It’s unclear whether the Republican leaders will instruct their conference to vote against the amendment and against the whole defense authorization bill.

Rep. Buck McKeon (R-Calif.), the ranking member of the House Armed Services Committee, told members that he would vote against the whole defense bill if it includes the repeal measure.

House Democrats are taking seriously the Republican threat to vote against the underlying bill and may have to reach out to some of the most liberal House members to secure their votes on final passage. Some liberals who traditionally vote against every defense bill are firm supporters of repealing “Don’t ask, don’t tell.”

House Armed Services Committee Chairman Ike Skelton (D-Mo.), a GOP target this fall, reiterated his support of existing law earlier this week.

“My position on this issue has been clear — I support the current policy, and I will oppose any amendment to repeal ‘Don’t ask, don’t tell.’ I hope my colleagues will avoid jumping the gun and wait for DoD to complete its work,” he said in a statement Tuesday.
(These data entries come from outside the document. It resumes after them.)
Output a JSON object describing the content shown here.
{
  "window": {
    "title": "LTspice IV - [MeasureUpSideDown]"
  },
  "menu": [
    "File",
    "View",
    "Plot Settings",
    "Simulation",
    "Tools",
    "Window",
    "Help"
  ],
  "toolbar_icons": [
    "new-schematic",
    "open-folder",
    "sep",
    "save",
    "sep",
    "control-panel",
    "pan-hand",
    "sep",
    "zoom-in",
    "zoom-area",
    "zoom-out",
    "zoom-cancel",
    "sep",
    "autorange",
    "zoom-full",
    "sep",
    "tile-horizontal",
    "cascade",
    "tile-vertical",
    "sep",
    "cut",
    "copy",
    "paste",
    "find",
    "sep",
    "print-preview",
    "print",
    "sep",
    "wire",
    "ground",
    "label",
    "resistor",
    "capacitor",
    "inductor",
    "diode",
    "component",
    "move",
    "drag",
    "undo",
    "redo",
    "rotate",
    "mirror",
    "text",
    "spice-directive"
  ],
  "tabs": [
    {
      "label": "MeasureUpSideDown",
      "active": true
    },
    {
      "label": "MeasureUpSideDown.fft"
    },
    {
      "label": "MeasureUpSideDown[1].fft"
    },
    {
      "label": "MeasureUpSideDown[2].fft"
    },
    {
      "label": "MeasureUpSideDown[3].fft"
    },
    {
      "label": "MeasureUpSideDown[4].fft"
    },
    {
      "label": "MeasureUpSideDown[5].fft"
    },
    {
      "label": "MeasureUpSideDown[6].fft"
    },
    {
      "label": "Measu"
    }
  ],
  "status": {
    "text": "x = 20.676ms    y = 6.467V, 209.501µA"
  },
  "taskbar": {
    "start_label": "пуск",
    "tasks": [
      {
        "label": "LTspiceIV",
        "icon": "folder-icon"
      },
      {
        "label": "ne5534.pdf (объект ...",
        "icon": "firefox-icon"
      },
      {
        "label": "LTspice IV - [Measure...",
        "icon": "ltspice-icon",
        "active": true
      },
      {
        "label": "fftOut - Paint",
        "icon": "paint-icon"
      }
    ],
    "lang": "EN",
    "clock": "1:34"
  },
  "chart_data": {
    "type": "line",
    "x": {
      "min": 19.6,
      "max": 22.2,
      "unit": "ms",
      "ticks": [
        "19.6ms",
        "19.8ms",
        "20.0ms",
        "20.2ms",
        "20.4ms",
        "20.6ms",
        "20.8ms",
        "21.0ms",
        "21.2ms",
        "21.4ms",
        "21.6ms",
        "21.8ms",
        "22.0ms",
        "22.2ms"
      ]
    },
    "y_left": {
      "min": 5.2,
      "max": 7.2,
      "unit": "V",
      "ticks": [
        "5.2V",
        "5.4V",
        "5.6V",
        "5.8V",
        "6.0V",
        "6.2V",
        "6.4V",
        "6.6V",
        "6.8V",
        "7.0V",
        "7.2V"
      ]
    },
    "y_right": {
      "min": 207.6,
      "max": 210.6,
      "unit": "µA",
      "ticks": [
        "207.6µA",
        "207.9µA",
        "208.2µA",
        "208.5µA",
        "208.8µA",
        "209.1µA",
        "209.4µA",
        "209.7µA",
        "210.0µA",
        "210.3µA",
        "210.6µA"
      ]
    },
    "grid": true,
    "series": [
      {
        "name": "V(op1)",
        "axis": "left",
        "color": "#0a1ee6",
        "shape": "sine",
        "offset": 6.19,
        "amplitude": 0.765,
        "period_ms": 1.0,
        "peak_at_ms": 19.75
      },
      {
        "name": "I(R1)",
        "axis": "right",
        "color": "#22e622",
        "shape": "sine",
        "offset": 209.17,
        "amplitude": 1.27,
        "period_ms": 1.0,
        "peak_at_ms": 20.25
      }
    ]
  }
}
In an interview with The Hill last week, Speaker Nancy Pelosi (D-Calif.) said “Don’t ask, don’t tell” will be nothing but a “memory” by the end of 2010.